Might the American expert on China currently making waves with a provocative essay be more interested in attention than accuracy? DW columnist Frank Sieren thinks so.
The National People's Congress is over - who will be in charge of which reforms has been decided - and it's back to business as usual in China. The mercury's been hitting 20 degrees, and spring is on its way. But on my desk is an essay which, unlike the documentary "Under the Dome," about air pollution, has not actually caused much of a stir in China. Perhaps because it has little to do with most people's day-to-day lives.
But it's certainly piqued the interest of journalists and academics. It's about nothing less than the downfall of the Chinese Communist Party - indeed, the downfall of China. Its author is China expert David Shambaugh of the US, and the essay is about the "endgame of communist rule." Wow. Nice.

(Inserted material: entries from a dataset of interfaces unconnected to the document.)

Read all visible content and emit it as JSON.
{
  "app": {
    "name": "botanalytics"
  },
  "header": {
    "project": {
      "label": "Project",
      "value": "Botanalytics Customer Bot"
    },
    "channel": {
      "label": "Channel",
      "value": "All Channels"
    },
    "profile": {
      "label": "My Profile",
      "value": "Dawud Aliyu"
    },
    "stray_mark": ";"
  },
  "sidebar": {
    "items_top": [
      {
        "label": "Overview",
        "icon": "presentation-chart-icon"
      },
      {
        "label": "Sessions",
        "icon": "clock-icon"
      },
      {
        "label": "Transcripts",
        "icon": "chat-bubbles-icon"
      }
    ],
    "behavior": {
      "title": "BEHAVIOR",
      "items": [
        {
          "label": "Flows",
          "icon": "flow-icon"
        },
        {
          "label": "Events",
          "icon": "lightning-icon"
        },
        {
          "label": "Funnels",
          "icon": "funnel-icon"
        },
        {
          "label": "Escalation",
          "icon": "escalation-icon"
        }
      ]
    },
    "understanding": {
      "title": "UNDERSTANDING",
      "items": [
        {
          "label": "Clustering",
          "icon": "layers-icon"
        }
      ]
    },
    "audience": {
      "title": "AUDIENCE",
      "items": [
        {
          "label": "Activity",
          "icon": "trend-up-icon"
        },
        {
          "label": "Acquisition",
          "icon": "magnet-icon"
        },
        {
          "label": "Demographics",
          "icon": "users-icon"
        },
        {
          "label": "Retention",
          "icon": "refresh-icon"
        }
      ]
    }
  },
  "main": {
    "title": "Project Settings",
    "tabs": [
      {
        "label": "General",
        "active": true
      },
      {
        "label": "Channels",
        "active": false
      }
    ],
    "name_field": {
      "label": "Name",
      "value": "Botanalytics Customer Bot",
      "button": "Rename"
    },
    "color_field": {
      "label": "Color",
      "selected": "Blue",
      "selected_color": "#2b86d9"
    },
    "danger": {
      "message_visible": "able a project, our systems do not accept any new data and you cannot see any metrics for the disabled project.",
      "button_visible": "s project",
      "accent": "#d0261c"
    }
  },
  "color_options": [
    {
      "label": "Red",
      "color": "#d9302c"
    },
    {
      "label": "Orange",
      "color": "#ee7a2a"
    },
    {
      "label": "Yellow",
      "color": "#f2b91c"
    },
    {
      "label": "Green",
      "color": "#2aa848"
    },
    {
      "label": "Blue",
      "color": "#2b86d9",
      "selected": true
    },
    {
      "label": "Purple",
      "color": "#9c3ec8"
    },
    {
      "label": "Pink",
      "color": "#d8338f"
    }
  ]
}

It evokes the Cold War era, Tom Clancy, good versus evil. And good, needless to say, is - as ever - Western values.
For those who have long been irked by Chinese-style communism, Shambaugh's essay is grist to the mill. It suits the current political climate in the US well. Putin is being demonized - why not demonize his Chinese friends while they're at it? The media loves anyone who polarizes. Especially if they were previously known for courteousness.
Sixty-two-year-old Shambaugh, a professor of international affairs and the director of the China Policy Program at George Washington University, is widely seen as a moderate and thoughtful figure who has long been welcome in Beijing. So his essay is especially interesting - in light of the media interest an academic essay can generate. It's possibly less interesting when viewed merely as an attempt to understand how China works.
The basic formula of this sort of essay is simple. Build a big scary idea out of oddly lame arguments. The end of the communist rule is nigh, thunders Shambaugh, and "Its demise is likely to be protracted, messy and violent."
"Despite appearances, China's political system is badly broken," he says. And these are the five reasons why:
1. "China's economic elites have one foot out the door, and they are ready to flee en masse if the system really begins to crumble."
This is both true and not true. Corrupt members of the elites are ready to flee not because the Party is looking fragile but because it is clamping down on corruption. Most of those who are leaving do so by acquiring another nationality or a Green Card. Better safe than sorry. But they usually end up returning. Because they want to keep on making money.
2. "Since taking office in 2012, Mr. Xi has greatly intensified the political repression that has blanketed China since 2009."
This is indisputable - and it's inhumane and unacceptable. But why should it be bringing the country closer to a breaking point? Few in China know about the various dissidents behind bars. But what they do know is how to get around censorship. It's tedious and inconvenient, but cheap if not free VPN software allows anyone to access international news coverage, including Taiwanese news in Chinese. Even if Beijing takes action against a few VPN providers as it did recently, there are always others to replace them. So, contrary to Shambaugh's thesis, the general public probably isn't feeling too repressed.
3. "Even many regime loyalists are just going through the motions."
Fair point, but on the other hand, Xi Jinping enjoys greater public support than any other Chinese politician for a long time. It might be thanks to his powers of persuasion. It might be thanks to efficient propaganda. But the time hardly seems right for any kind of overthrow. That would require much greater public discontent with the country's leader.
4. "The corruption that riddles the party-state and the military also pervades Chinese society as a whole. Mr. Xi's anticorruption campaign is more sustained and severe than any previous one, but no campaign can eliminate the problem."
It's much too early to say! It's worth trying. At least there are already far fewer party cadres who don't think twice about taking bribes.
5. "Finally, China's economy - for all the Western views of it as an unstoppable juggernaut - is stuck in a series of systemic traps from which there is no easy exit."
This could equally apply to the US and European economies. The difference is that China has much more scope to usher in reforms. But at this point, China is now the biggest creditor of the US, not the other way round. Right now, no economist worth their salt would dream of suggesting that China's economy is on the brink of collapse. Especially given that plenty of others are.
All in all, the bleak picture painted by Shambaugh is unconvincing. So why did he write this essay? Could it be that he liked former state and Party leaders Jiang Zemin and Hu Jintao more than he likes Xi? Significantly, he explicitly praises them both for their prudent reformist policies rather than blaming them for the woeful state of the Party today. Xi Jinping has only been in office for two years. It's not impossible that, because Shambaugh is an old ally of Jiang Zemin and Hu Jintao, he's less than popular with Xi. So he's retaliating by maintaining that under Xi, the system is broken.
One way or another, the essay is less about accuracy and more about getting attention. Marketing, not mediation. If this was its purpose, it has succeeded. Shambaugh has raised his profile in one fell swoop. More journalists now know how to spell his name than ever before. But will this notoriety make him happy in the long run? Shambaugh is gambling with his reputation, and he doesn't have a great hand.
DW columnist Frank Sieren has lived in Beijing for 20 years